I visited a church once in which they spent much of the class time talking about "those people" on Medicare, taking their tax money and having babies (someone's suggestion was that we sterilize a woman after her first baby on Medicare. Yeah.). I'd like to tell you: "those people" deserve health care too. Their children deserve good medical treatment just as much as my babies do. The working husbands who have jobs without health care flat-out CANNOT pay for it. The women are covered when they're pregnant, but that's about it. They all deserve to not make the choice about whether to go to the doctor or feed their families. That's not a hypothetical choice, by the way, but a real one we see all the time. It's rent, groceries or health care. Guess which one they pick? "Those people" are dealing with a system so jacked up that we, the American friends, have spent up to 20 hours on the phone on one day with Medicaid being looped back and forth to the exact same people. I speak English and I don't know what's going on most of the time. I'm getting my doctorate and I can't figure out most of those forms. How people who don't speak English are supposed to navigate this system is absolutely beyond me.

I don't know the answers (I suspect they're not political), but this is more than a debate, these are real life people who really just need medical coverage. So if you'd like to have a rhetorical conversation about health care, great. I suggest, however, that you come spend a day in their shoes first. Meeting their basic human needs is something all of us, Christian or otherwise, should be passionate about.

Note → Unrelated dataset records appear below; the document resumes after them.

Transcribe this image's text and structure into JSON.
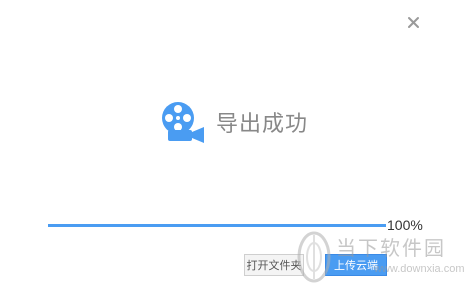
{
  "dialog": {
    "close_icon": "close-icon",
    "status_icon": "video-camera-icon",
    "status_text": "导出成功",
    "progress": {
      "value": 1.0,
      "label": "100%"
    },
    "buttons": {
      "open_file_label": "打开文件夹",
      "upload_cloud_label": "上传云端"
    },
    "watermark": {
      "title": "当下软件园",
      "url": "www.downxia.com"
    }
  },
  "colors": {
    "accent": "#4a9cf2",
    "text_gray": "#888888",
    "close_gray": "#9a9a9a"
  }
}
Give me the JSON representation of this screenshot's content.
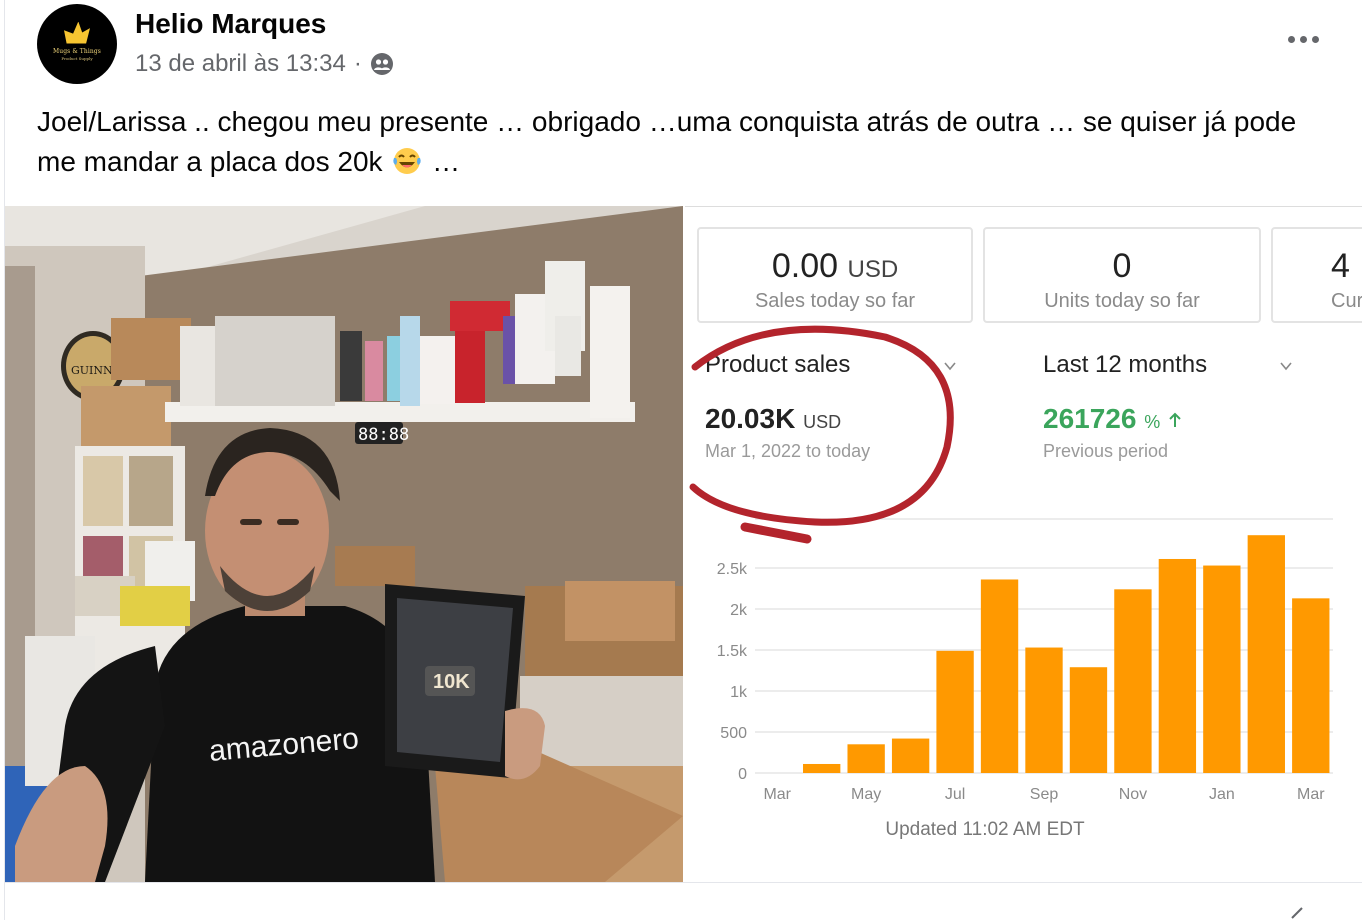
{
  "post": {
    "author": "Helio Marques",
    "timestamp": "13 de abril às 13:34",
    "separator": "·",
    "audience_icon": "friends-icon",
    "more_icon": "more-horizontal-icon",
    "avatar": {
      "logo_text": "Mugs & Things",
      "logo_sub": "Product Supply"
    },
    "text_part1": "Joel/Larissa .. chegou meu presente … obrigado …uma conquista atrás de outra … se quiser já pode me mandar a placa dos 20k",
    "emoji": "laughing-crying-emoji",
    "text_part2": "…"
  },
  "photo": {
    "shirt_text": "amazonero",
    "plaque_text": "10K",
    "clock_text": "88:88",
    "sign_text": "GUINN"
  },
  "dashboard": {
    "cards": [
      {
        "value": "0.00",
        "unit": "USD",
        "label": "Sales today so far"
      },
      {
        "value": "0",
        "unit": "",
        "label": "Units today so far"
      },
      {
        "value": "4",
        "unit": "",
        "label": "Cur"
      }
    ],
    "metric_left": {
      "title": "Product sales",
      "value": "20.03K",
      "unit": "USD",
      "sub": "Mar 1, 2022 to today"
    },
    "metric_right": {
      "title": "Last 12 months",
      "value": "261726",
      "unit": "%",
      "sub": "Previous period"
    },
    "updated": "Updated 11:02 AM EDT",
    "colors": {
      "bar": "#ff9900",
      "growth": "#3ba55c",
      "circle": "#b3242c"
    }
  },
  "chart_data": {
    "type": "bar",
    "categories": [
      "Mar",
      "Apr",
      "May",
      "Jun",
      "Jul",
      "Aug",
      "Sep",
      "Oct",
      "Nov",
      "Dec",
      "Jan",
      "Feb",
      "Mar"
    ],
    "x_tick_labels": [
      "Mar",
      "May",
      "Jul",
      "Sep",
      "Nov",
      "Jan",
      "Mar"
    ],
    "values": [
      0,
      110,
      350,
      420,
      1490,
      2360,
      1530,
      1290,
      2240,
      2610,
      2530,
      2900,
      2130
    ],
    "y_ticks": [
      0,
      500,
      1000,
      1500,
      2000,
      2500
    ],
    "y_tick_labels": [
      "0",
      "500",
      "1k",
      "1.5k",
      "2k",
      "2.5k"
    ],
    "ylim": [
      0,
      3000
    ],
    "grid": true,
    "title": "",
    "xlabel": "",
    "ylabel": ""
  }
}
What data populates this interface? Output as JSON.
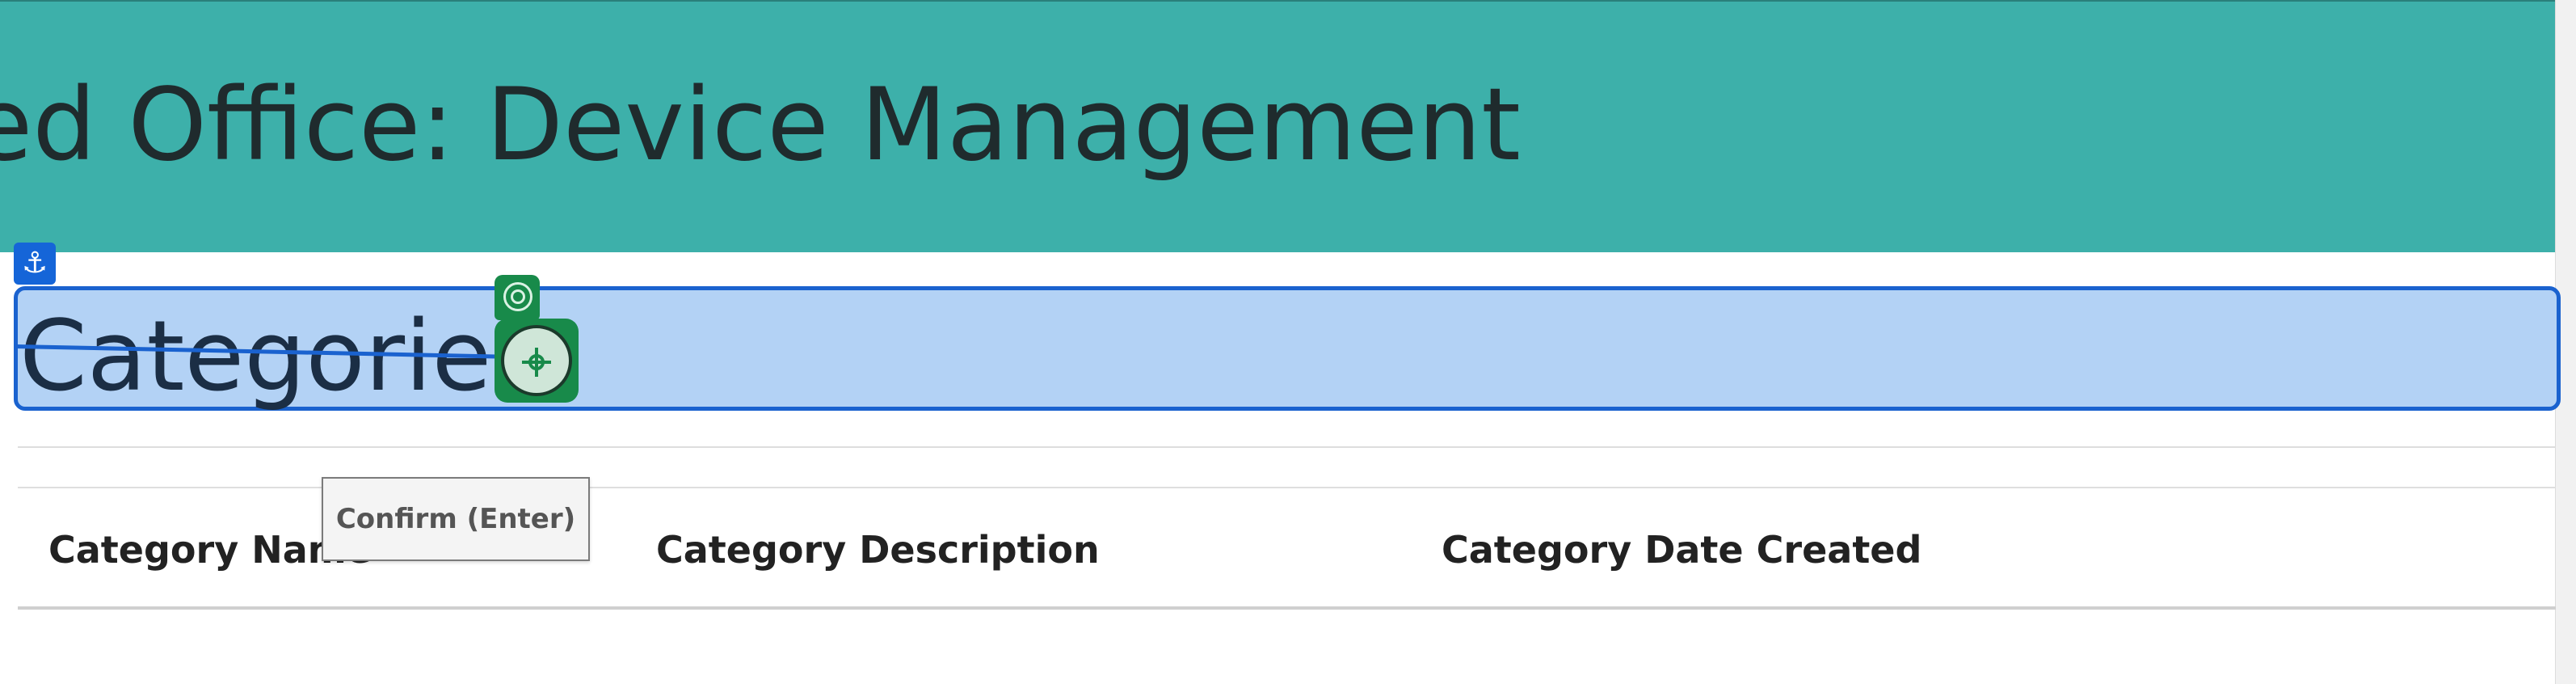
{
  "header": {
    "title": "ed Office: Device Management"
  },
  "section": {
    "title": "Categories"
  },
  "table": {
    "columns": [
      "Category Name",
      "Category Description",
      "Category Date Created"
    ]
  },
  "tooltip": {
    "text": "Confirm (Enter)"
  },
  "icons": {
    "anchor": "⚓",
    "corner": "↗"
  },
  "colors": {
    "header_bg": "#3db0aa",
    "selection_fill": "#b3d2f5",
    "selection_border": "#1a62cf",
    "target_green": "#188a4a"
  }
}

(If you disagree with me, these are Jessica's opinions, not necessarily those of everyone at Hill Country Hill Tribers, but we're all pretty sad and ticked off at how hard things are for the working poor, so it just might be!)


  1. Yes, yes. I would love for people making policy decisions to walk a mile in these (new American) shoes.

  2. Thanks for your really honest and thoughtful post Jessica. This is a subject I have struggled so much with over the past three years. It's so sad to me that in the "land of opportunity" there are only "opportunities" for those who can show you the money. Having lived in a place where everyone, regardless of where they were born, how much the make or anything else is able to receive a basic need like medical care it makes me so sad that we have decided to make it a luxury here in America. I have high hopes that through your work and others like it we are able to change our attitude and truly live like Jesus would have us live.